(Beginning of Material for this exercise)

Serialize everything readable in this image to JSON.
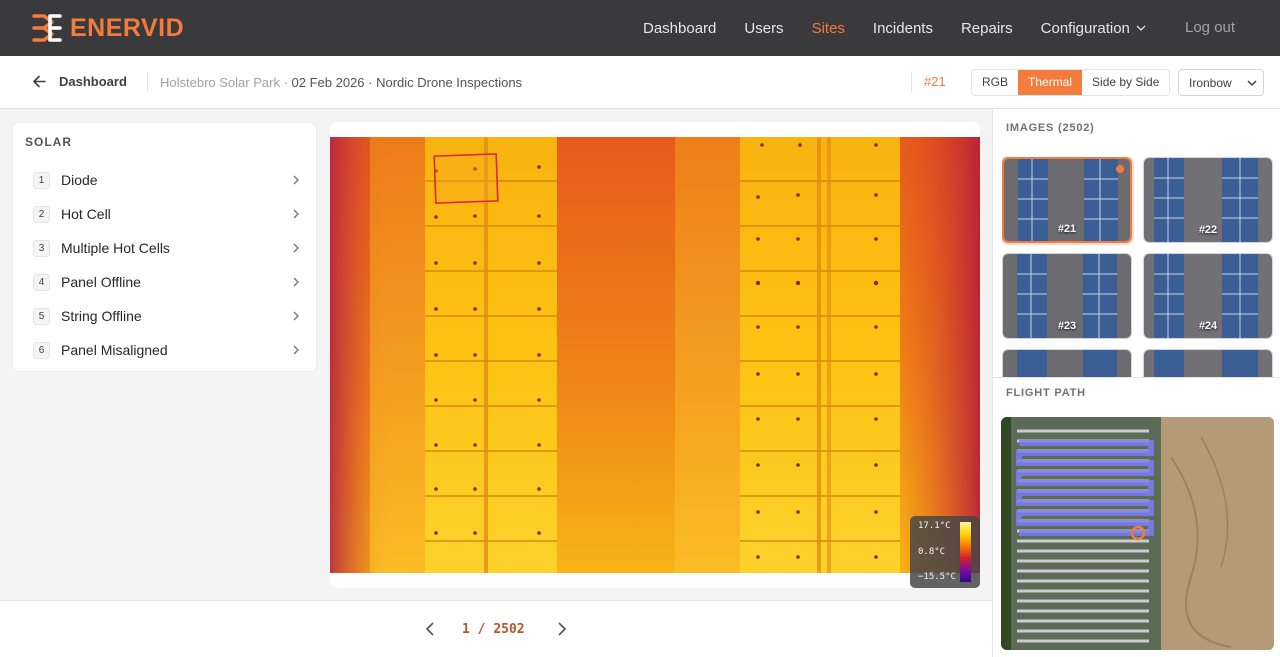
{
  "brand": {
    "name": "ENERVID",
    "color": "#f47b3e"
  },
  "nav": {
    "items": [
      {
        "label": "Dashboard",
        "active": false
      },
      {
        "label": "Users",
        "active": false
      },
      {
        "label": "Sites",
        "active": true
      },
      {
        "label": "Incidents",
        "active": false
      },
      {
        "label": "Repairs",
        "active": false
      },
      {
        "label": "Configuration",
        "active": false,
        "has_dropdown": true
      }
    ],
    "logout_label": "Log out"
  },
  "subheader": {
    "back_label": "Dashboard",
    "site": "Holstebro Solar Park",
    "separator": " · ",
    "date": "02 Feb 2026",
    "inspector": "Nordic Drone Inspections",
    "image_number": "#21",
    "view_modes": [
      {
        "label": "RGB",
        "active": false
      },
      {
        "label": "Thermal",
        "active": true
      },
      {
        "label": "Side by Side",
        "active": false
      }
    ],
    "palette": "Ironbow"
  },
  "categories": {
    "title": "SOLAR",
    "items": [
      {
        "num": "1",
        "label": "Diode"
      },
      {
        "num": "2",
        "label": "Hot Cell"
      },
      {
        "num": "3",
        "label": "Multiple Hot Cells"
      },
      {
        "num": "4",
        "label": "Panel Offline"
      },
      {
        "num": "5",
        "label": "String Offline"
      },
      {
        "num": "6",
        "label": "Panel Misaligned"
      }
    ]
  },
  "thermal_legend": {
    "max": "17.1°C",
    "mid": "0.8°C",
    "min": "−15.5°C"
  },
  "pager": {
    "current": "1",
    "separator": " / ",
    "total": "2502"
  },
  "images_panel": {
    "title": "IMAGES (2502)",
    "thumbs": [
      {
        "label": "#21",
        "active": true
      },
      {
        "label": "#22",
        "active": false
      },
      {
        "label": "#23",
        "active": false
      },
      {
        "label": "#24",
        "active": false
      },
      {
        "label": "",
        "active": false
      },
      {
        "label": "",
        "active": false
      }
    ]
  },
  "flight_path": {
    "title": "FLIGHT PATH"
  }
}
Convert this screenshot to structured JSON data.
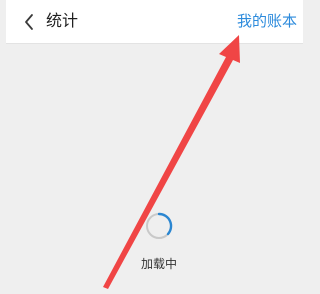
{
  "header": {
    "back_icon": "chevron-left-icon",
    "title": "统计",
    "account_link": "我的账本"
  },
  "main": {
    "loading_icon": "spinner-icon",
    "loading_text": "加载中"
  },
  "annotation": {
    "arrow_icon": "arrow-annotation-icon",
    "color": "#f04545"
  },
  "colors": {
    "accent": "#2d8bdc",
    "background": "#efefef",
    "header_background": "#ffffff",
    "spinner": "#2a86d1"
  }
}
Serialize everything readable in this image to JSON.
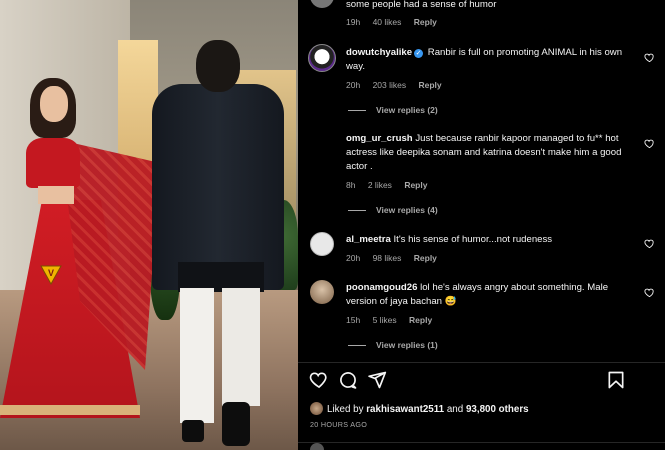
{
  "post": {
    "logo_letter": "V"
  },
  "comments": [
    {
      "username": "",
      "text": "some people had a sense of humor",
      "time": "19h",
      "likes": "40 likes",
      "reply": "Reply"
    },
    {
      "username": "dowutchyalike",
      "verified": true,
      "text": "Ranbir is full on promoting ANIMAL in his own way.",
      "time": "20h",
      "likes": "203 likes",
      "reply": "Reply",
      "view_replies": "View replies (2)"
    },
    {
      "username": "omg_ur_crush",
      "text": "Just because ranbir kapoor managed to fu** hot actress like deepika sonam and katrina doesn't make him a good actor .",
      "time": "8h",
      "likes": "2 likes",
      "reply": "Reply",
      "view_replies": "View replies (4)"
    },
    {
      "username": "al_meetra",
      "text": "It's his sense of humor...not rudeness",
      "time": "20h",
      "likes": "98 likes",
      "reply": "Reply"
    },
    {
      "username": "poonamgoud26",
      "text": "lol he's always angry about something. Male version of jaya bachan 😅",
      "time": "15h",
      "likes": "5 likes",
      "reply": "Reply",
      "view_replies": "View replies (1)"
    }
  ],
  "footer": {
    "liked_by_prefix": "Liked by",
    "liked_by_user": "rakhisawant2511",
    "and_word": "and",
    "others": "93,800 others",
    "time_ago": "20 HOURS AGO"
  },
  "colors": {
    "background": "#000000",
    "text": "#f5f5f5",
    "muted": "#a8a8a8",
    "verified": "#3897f0"
  },
  "icons": [
    "heart-icon",
    "comment-icon",
    "share-icon",
    "bookmark-icon",
    "verified-icon"
  ]
}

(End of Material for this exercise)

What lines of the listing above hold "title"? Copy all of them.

Task answer =>
    "title": "SOLAR",
    "title": "IMAGES (2502)",
    "title": "FLIGHT PATH"
    "title": "统计",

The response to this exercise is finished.